On September 17th, 1849, Harriet Tubman ran away with her two brothers. A runaway ad was soon listed in the newspaper calling for their capture. This module describes the impact of increased governmental restrictions and harsh penalties on Harriet Tubman and other freedom seekers. Students will analyze primary source material from the Library of Congress and New York Public Library Digital Collections, and consider discussion prompts for more dialogue and deeper reflection.

Essential Question:

How do oppressed people empower themselves to achieve freedom?

Thinking Questions:

  • What kind of information about enslavement can be gleaned from runaway ads?
  • Reflect on how the runaway ads may have created a narrative that dehumanized enslaved people so that they were not seen as human beings.
  • What methods did enslavers use to keep enslaved people from freeing themselves?
  • Why does Harriet Tubman run away again so soon after a failed attempt to escape?
  • How do increased restrictions and harsher punishments impact Harriet Tubman and other freedom seekers in their quest for freedom?

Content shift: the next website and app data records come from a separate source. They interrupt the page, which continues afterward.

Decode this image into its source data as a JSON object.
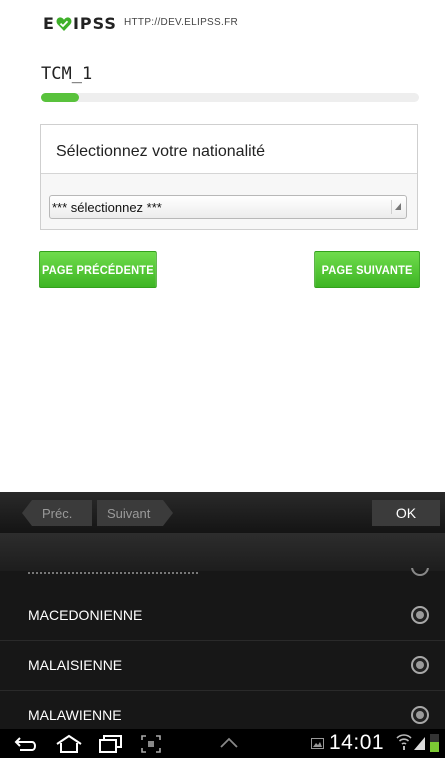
{
  "header": {
    "logo_left": "E",
    "logo_right": "IPSS",
    "url": "HTTP://DEV.ELIPSS.FR"
  },
  "survey": {
    "title": "TCM_1",
    "progress_fraction": 0.1
  },
  "question": {
    "label": "Sélectionnez votre nationalité",
    "select_value": "*** sélectionnez ***"
  },
  "buttons": {
    "prev_label": "PAGE PRÉCÉDENTE",
    "next_label": "PAGE SUIVANTE"
  },
  "keyboard_nav": {
    "prev_label": "Préc.",
    "next_label": "Suivant",
    "ok_label": "OK"
  },
  "picker": {
    "options": [
      {
        "label": "MACEDONIENNE"
      },
      {
        "label": "MALAISIENNE"
      },
      {
        "label": "MALAWIENNE"
      }
    ]
  },
  "status_bar": {
    "time": "14:01"
  },
  "colors": {
    "accent_green": "#59c23c",
    "button_green": "#3eb524",
    "logo_heart": "#3fb02a"
  }
}
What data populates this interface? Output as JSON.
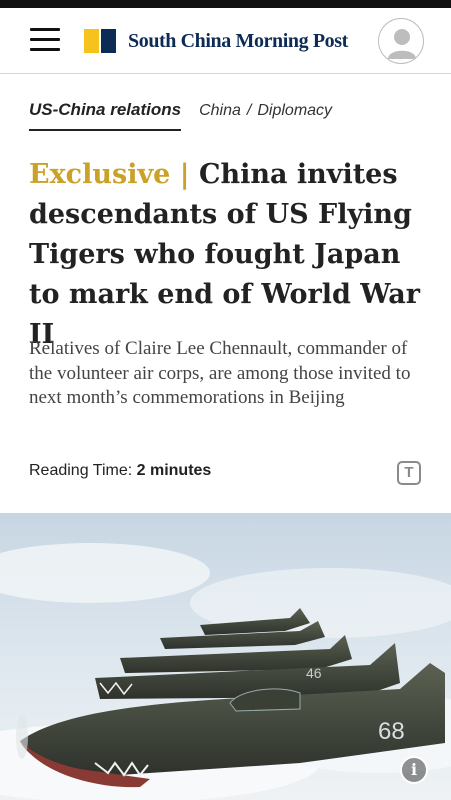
{
  "header": {
    "logo_text": "South China Morning Post",
    "brand_colors": {
      "yellow": "#f6c21c",
      "navy": "#0d2b55"
    },
    "menu_icon": "hamburger-menu-icon",
    "avatar_icon": "user-avatar-icon"
  },
  "breadcrumbs": {
    "primary": "US-China relations",
    "section": "China",
    "separator": "/",
    "subsection": "Diplomacy"
  },
  "article": {
    "label": "Exclusive",
    "label_separator": "|",
    "label_color": "#c9a227",
    "headline": "China invites descendants of US Flying Tigers who fought Japan to mark end of World War II",
    "summary": "Relatives of Claire Lee Chennault, commander of the volunteer air corps, are among those invited to next month’s commemorations in Beijing",
    "reading_time_label": "Reading Time:",
    "reading_time_value": "2 minutes",
    "text_size_icon": "text-size-icon",
    "text_size_glyph": "T"
  },
  "hero": {
    "image_subject": "flying-tigers-p40-aircraft",
    "aircraft_number": "68",
    "aircraft_number_2": "46",
    "info_icon": "info-icon",
    "info_glyph": "i"
  }
}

Close read the printed text, Abolition fanaticism in New York. Speech of a runaway slave from Baltimore, May 11, 1847.

  • What is the purpose of this speech? Who wrote the speech?
  • Who do you think was the audience intended to hear this speech?
  • Why do you think the author titled the speech, “Abolition Fanactism”?
  • What do you notice, wonder, and feel after reading this page from the speech?
  • What do you learn from this speech that you might not learn anywhere else?

Examine the newspaper, The Camden confederate. May 01, 1863.

  • What text do you notice first?
  • What textual details indicate when and where the newspaper was published?
  • What can you tell about the point of view of the people who produced this newspaper?
  • How do the the runaway ads at the bottom of column 3 and in column 4 make you feel?
  • What actions led to the injustices presented by this source?

Examine the illustration, Urging Matt to fly to freedom.

  • Look closely at the illustration and make observations about what you notice, wonder, and feel.
  • Why do you think this illustration was made?
  • Who are the people shown in the illustration? How are they arranged?
  • What textual clues help you understand the message?
  • What can you learn from examining this illustration?